SELinux is a security framework which restricts (kernel and userspace) processes within their domains according to defined policy. So the ultimate goal is to load a working policy, label filesystems with proper contexts and set SELinux
enforcing. It doesn't matter who does this; kernel or some userspace process, though the sooner the better. And
permissive is an SELinux mode always ready to be switched to
enforcing mode. However switching other way may or may not be allowed by the policy.
In other words, kernel being SELinux permissive by itself is not a risk, if the the ROM overrides that to make it Enforcing. What SELinux permissive kernel gives you is a flexibility to flash ROMs that demand SELinux permissive or for any other app that needs it. But it is always advisable to keep the device in SELinux Enforcing state (
getenforce on Terminal Emulator will reveal).
Mostly ROM developers build kernel with
CONFIG_SECURITY_SELINUX_DEVELOP=y. From kernel configuration:
With this option enabled, the kernel will start in
permissive mode (log everything, deny nothing) unless you specify
enforcing=1 on the kernel command line. You can interactively toggle the kernel between enforcing mode and permissive mode (if permitted by the policy) via
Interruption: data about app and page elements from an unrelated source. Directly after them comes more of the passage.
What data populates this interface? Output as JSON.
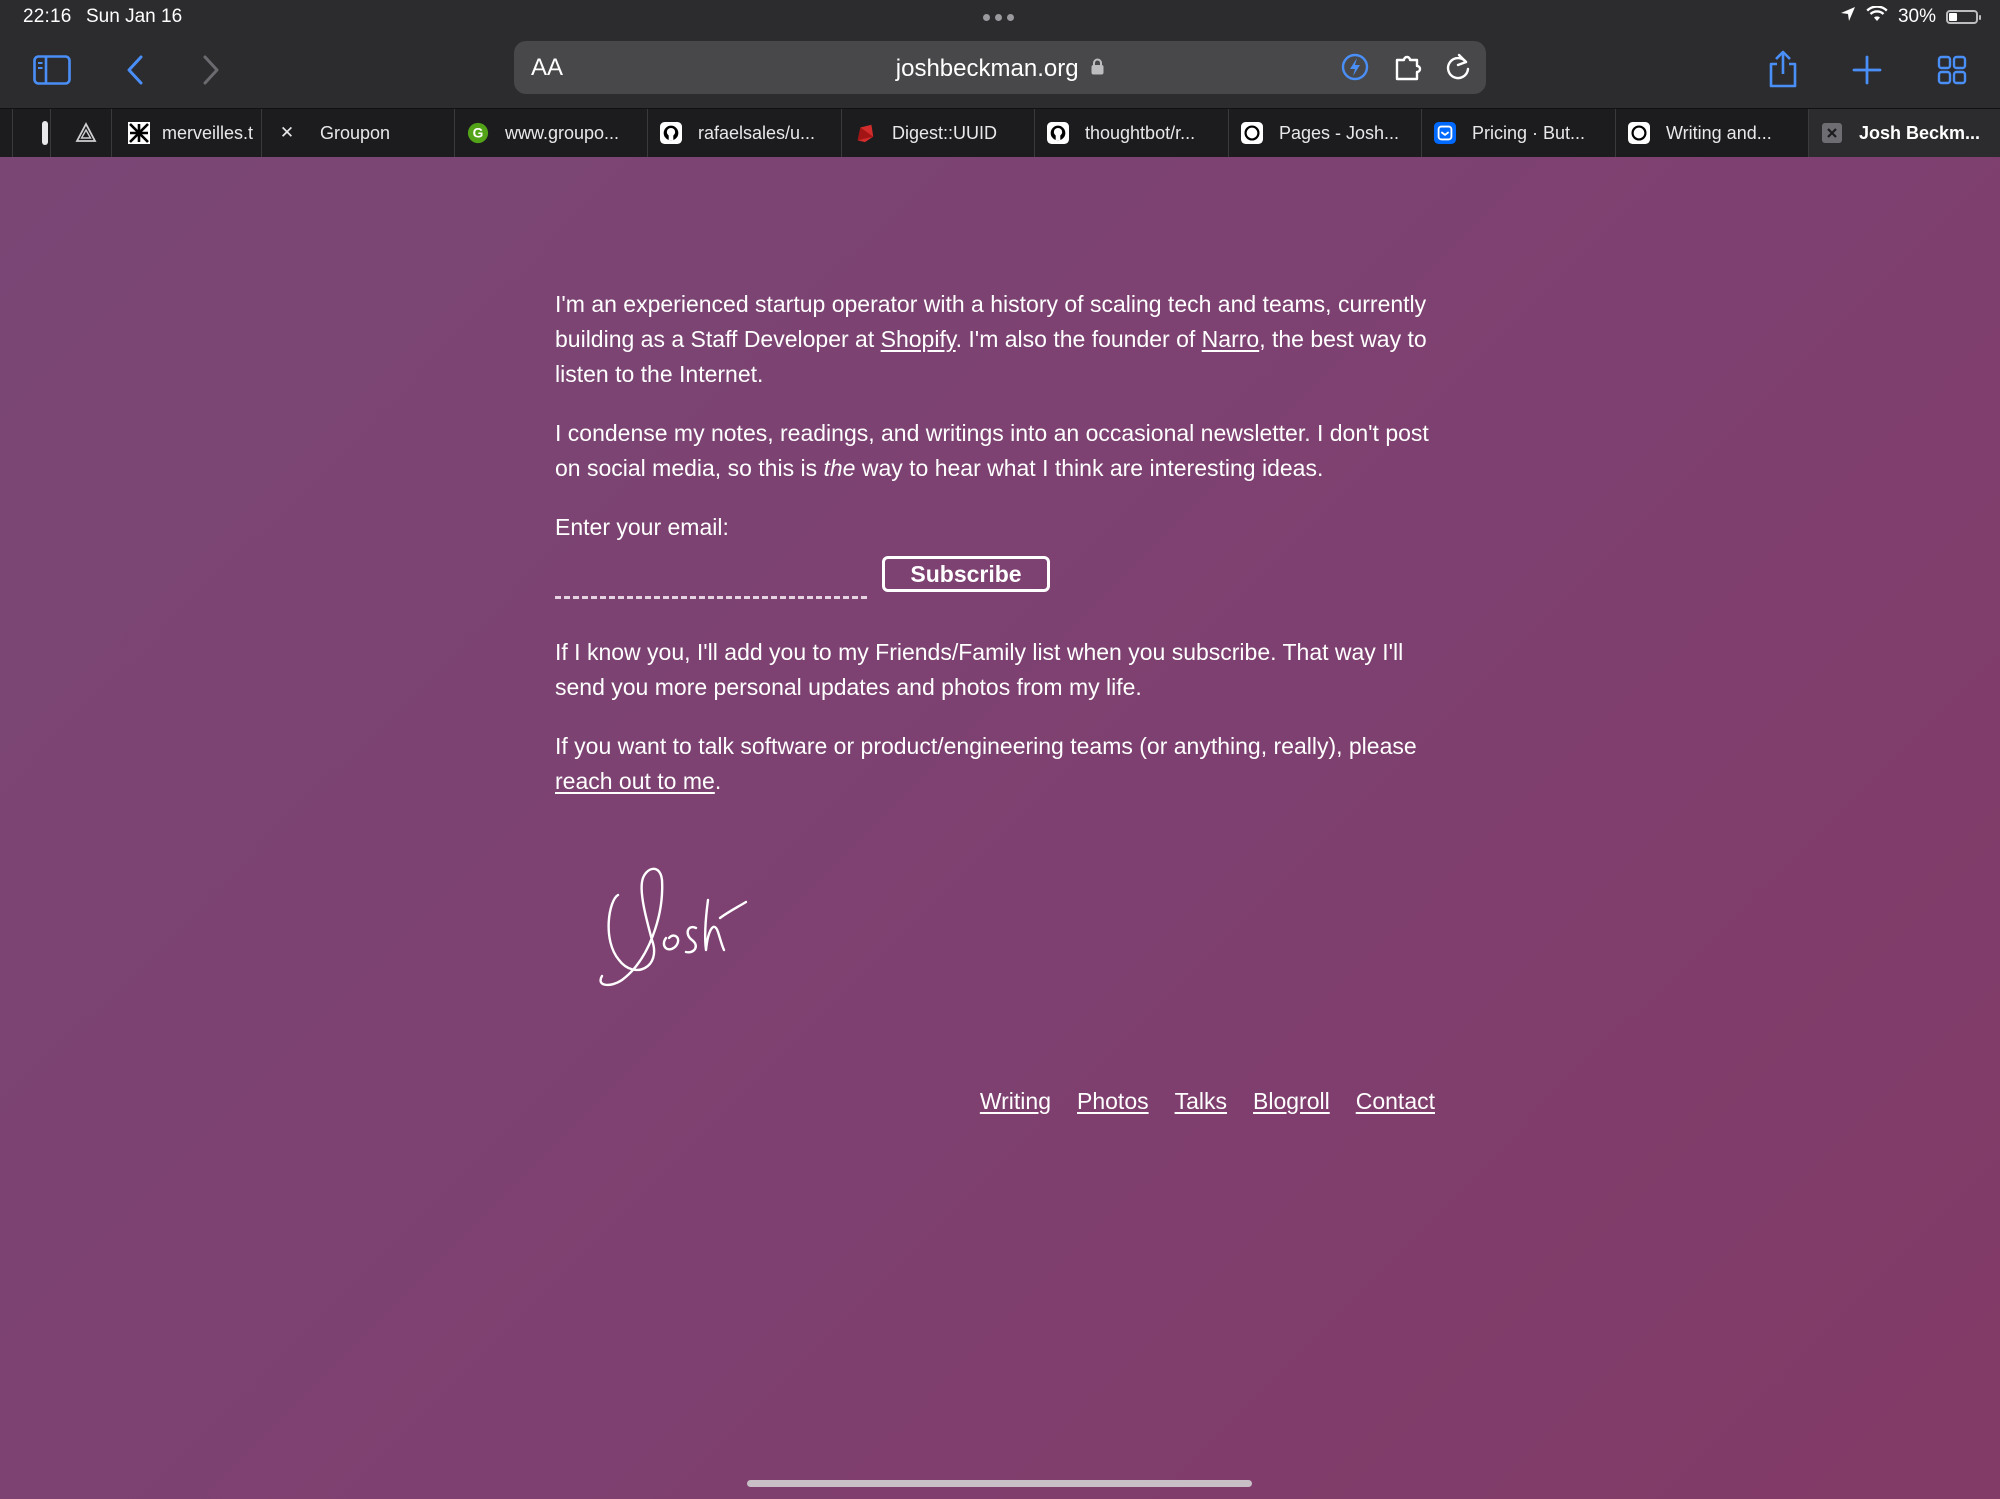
{
  "status_bar": {
    "time": "22:16",
    "date": "Sun Jan 16",
    "battery_text": "30%",
    "battery_level": 0.3
  },
  "toolbar": {
    "reader_label": "AA",
    "url": "joshbeckman.org",
    "icons": [
      "sidebar-icon",
      "back-icon",
      "forward-icon",
      "lock-icon",
      "privacy-icon",
      "extension-icon",
      "reload-icon",
      "share-icon",
      "new-tab-icon",
      "tab-overview-icon"
    ]
  },
  "tabs": [
    {
      "label": "merveilles.t",
      "icon": "merveilles-favicon"
    },
    {
      "label": "Groupon",
      "icon": "close-icon"
    },
    {
      "label": "www.groupo...",
      "icon": "groupon-favicon"
    },
    {
      "label": "rafaelsales/u...",
      "icon": "github-favicon"
    },
    {
      "label": "Digest::UUID",
      "icon": "ruby-favicon"
    },
    {
      "label": "thoughtbot/r...",
      "icon": "github-favicon"
    },
    {
      "label": "Pages - Josh...",
      "icon": "circle-favicon"
    },
    {
      "label": "Pricing · But...",
      "icon": "buttondown-favicon"
    },
    {
      "label": "Writing and...",
      "icon": "circle-favicon"
    },
    {
      "label": "Josh Beckm...",
      "icon": "close-icon",
      "active": true
    }
  ],
  "page": {
    "intro": {
      "before_shopify": "I'm an experienced startup operator with a history of scaling tech and teams, currently building as a Staff Developer at ",
      "shopify_link": "Shopify",
      "between": ". I'm also the founder of ",
      "narro_link": "Narro",
      "after": ", the best way to listen to the Internet."
    },
    "newsletter": {
      "before_em": "I condense my notes, readings, and writings into an occasional newsletter. I don't post on social media, so this is ",
      "em": "the",
      "after_em": " way to hear what I think are interesting ideas."
    },
    "email_label": "Enter your email:",
    "email_value": "",
    "subscribe_label": "Subscribe",
    "friends_text": "If I know you, I'll add you to my Friends/Family list when you subscribe. That way I'll send you more personal updates and photos from my life.",
    "talk": {
      "before": "If you want to talk software or product/engineering teams (or anything, really), please ",
      "link": "reach out to me",
      "after": "."
    },
    "signature": "Josh",
    "footer_links": [
      "Writing",
      "Photos",
      "Talks",
      "Blogroll",
      "Contact"
    ]
  },
  "colors": {
    "page_bg_start": "#7a4775",
    "page_bg_end": "#823a66",
    "accent_blue": "#4a8ff7"
  }
}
Some vendors may disable the said configuration or may add
enforcing=1 boot parameter to kernel cmdline when building
boot.img, so that SELinux is always enforcing even before the very first userspace process
init is started. Going a step further ahead Samsung kernel sources are patched with options
ALWAYS_ENFORCE. Other extreme is that SELinux is disabled at all by building with
SECURITY_SELINUX_DISABLE=y and writing to
/sys/fs/selinux/disable, or by building with
SECURITY_SELINUX_BOOTPARAM=y and passing
selinux=0 kernel parameter.
Starting kernel in permissive mode gives the ROM developer and end users freedom to set SELinux mode
enforcing on boot (or even during running OS by writing to
/sys/fs/selinux/enforce), and develop a policy according to the requirements. That's how
eng builds of ROMs are debugged.
init can be forced to set SELinux
permissive on boot by setting
androidboot.selinux=permissive boot parameter.
OEMs switch to
user builds when releasing stock ROMs once
sepolicy is fully developed.
user builds always sets SELinux
enforcing, so it won't boot with SELinux
disabled. Custom ROMs, however, usually remain
userdebug which allow root access (
adb root and
/system/xbib/su) and other relaxations. Some more details can be found in What sepolicy context will allow any other context to access it?
permissive SELinux in kernel or ROM makes the device equally vulnerable, a
permissive kernel is usually a good thing (at least for ROM developers and power users). Enforcing kernel is an overkill unless the user is glued to the stock ROM throughout life of a device. However if SELinux is
disabled (e.g. built without
CONFIG_SECURITY_SELINUX=y), stock ROM will get into bootloop.
- If kernel is built with
extract-ikconfig shell script can be used to check build configuration without flashing to device. On running OS
zcat /proc/config.gz can be used.
- ROM build type can be checked with
- Kernel commandline boot parameters can be checked by extracting
boot.img. On running OS
cat /proc/cmdline can be used.